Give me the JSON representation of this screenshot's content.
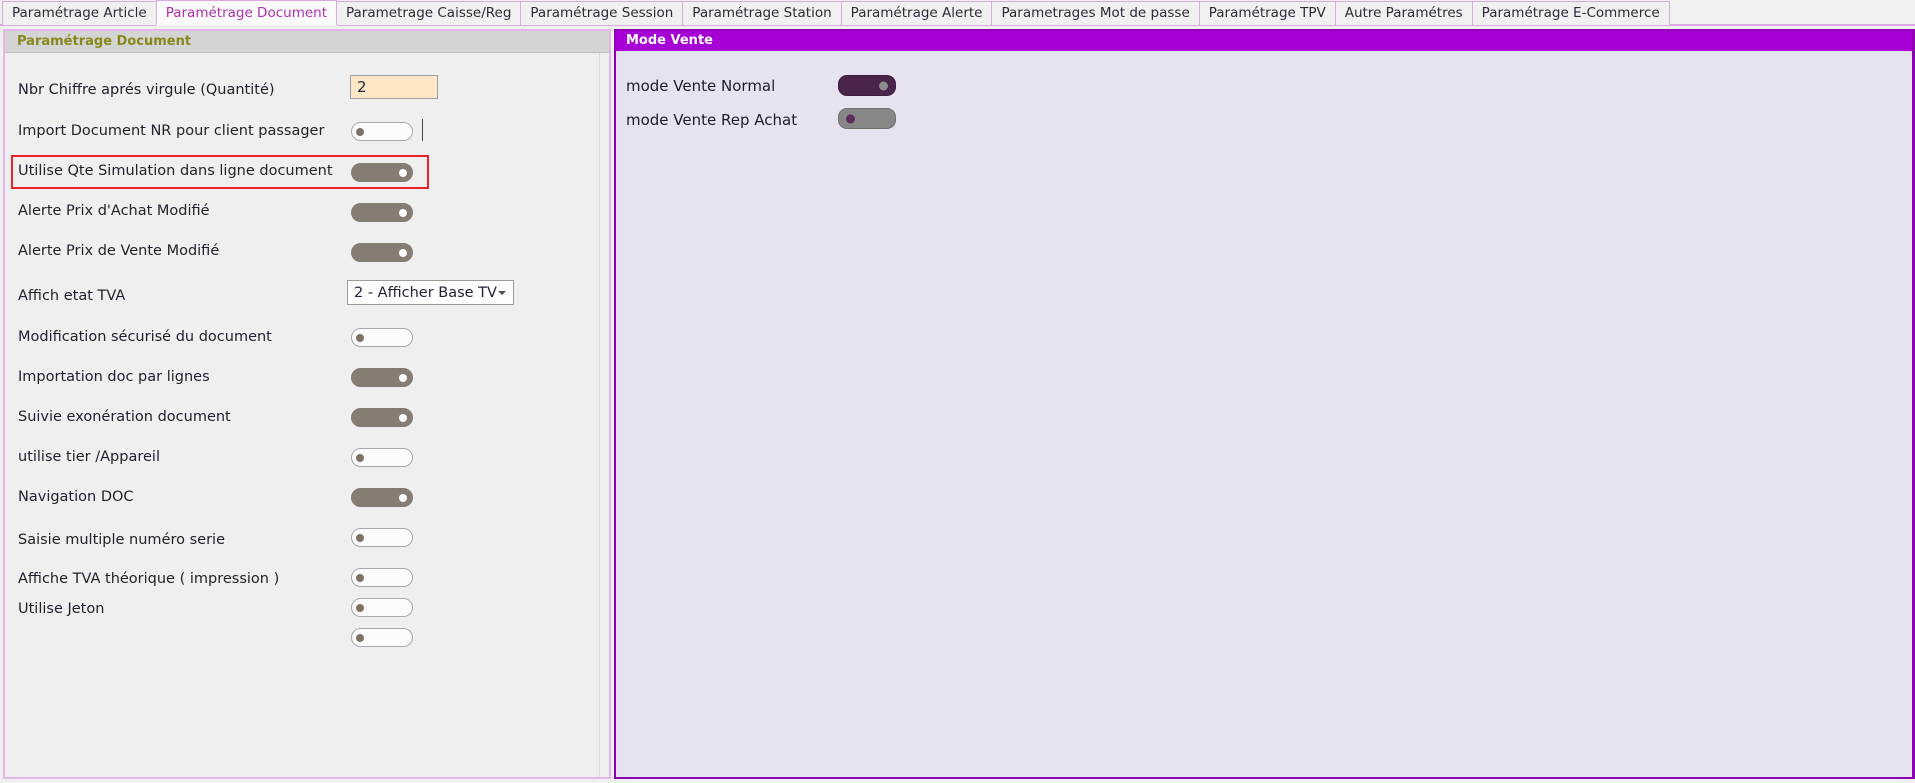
{
  "tabs": [
    {
      "label": "Paramétrage Article",
      "active": false
    },
    {
      "label": "Paramétrage Document",
      "active": true
    },
    {
      "label": "Parametrage Caisse/Reg",
      "active": false
    },
    {
      "label": "Paramétrage Session",
      "active": false
    },
    {
      "label": "Paramétrage Station",
      "active": false
    },
    {
      "label": "Paramétrage Alerte",
      "active": false
    },
    {
      "label": "Parametrages Mot de passe",
      "active": false
    },
    {
      "label": "Paramétrage TPV",
      "active": false
    },
    {
      "label": "Autre Paramétres",
      "active": false
    },
    {
      "label": "Paramétrage E-Commerce",
      "active": false
    }
  ],
  "left_panel": {
    "header": "Paramétrage Document",
    "rows": [
      {
        "label": "Nbr Chiffre aprés virgule (Quantité)",
        "control": "textbox",
        "value": "2"
      },
      {
        "label": "Import Document NR pour client passager",
        "control": "toggle",
        "state": "off"
      },
      {
        "label": "Utilise Qte Simulation dans ligne document",
        "control": "toggle",
        "state": "on",
        "highlighted": true
      },
      {
        "label": "Alerte Prix d'Achat Modifié",
        "control": "toggle",
        "state": "on"
      },
      {
        "label": "Alerte Prix de Vente Modifié",
        "control": "toggle",
        "state": "on"
      },
      {
        "label": "Affich etat TVA",
        "control": "select",
        "value": "2 - Afficher Base TV"
      },
      {
        "label": "Modification sécurisé du document",
        "control": "toggle",
        "state": "off"
      },
      {
        "label": "Importation doc par lignes",
        "control": "toggle",
        "state": "on"
      },
      {
        "label": "Suivie exonération document",
        "control": "toggle",
        "state": "on"
      },
      {
        "label": "utilise tier /Appareil",
        "control": "toggle",
        "state": "off"
      },
      {
        "label": "Navigation DOC",
        "control": "toggle",
        "state": "on"
      },
      {
        "label": "Saisie multiple numéro serie",
        "control": "toggle",
        "state": "off"
      },
      {
        "label": "Affiche TVA théorique ( impression )",
        "control": "toggle",
        "state": "off"
      },
      {
        "label": "Utilise Jeton",
        "control": "toggle",
        "state": "off"
      },
      {
        "label": "",
        "control": "toggle",
        "state": "off"
      }
    ]
  },
  "right_panel": {
    "header": "Mode Vente",
    "rows": [
      {
        "label": "mode Vente Normal",
        "state": "on"
      },
      {
        "label": "mode Vente Rep Achat",
        "state": "off"
      }
    ]
  },
  "colors": {
    "tab_active_text": "#b02fb0",
    "tab_border": "#dba8e0",
    "left_header_text": "#87871c",
    "right_header_bg": "#a600d6",
    "right_panel_bg": "#e6e2f0",
    "highlight": "#e8252b",
    "toggle_on": "#857d72",
    "vente_on": "#4b2449"
  }
}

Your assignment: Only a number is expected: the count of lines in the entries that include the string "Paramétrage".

Written solution: 8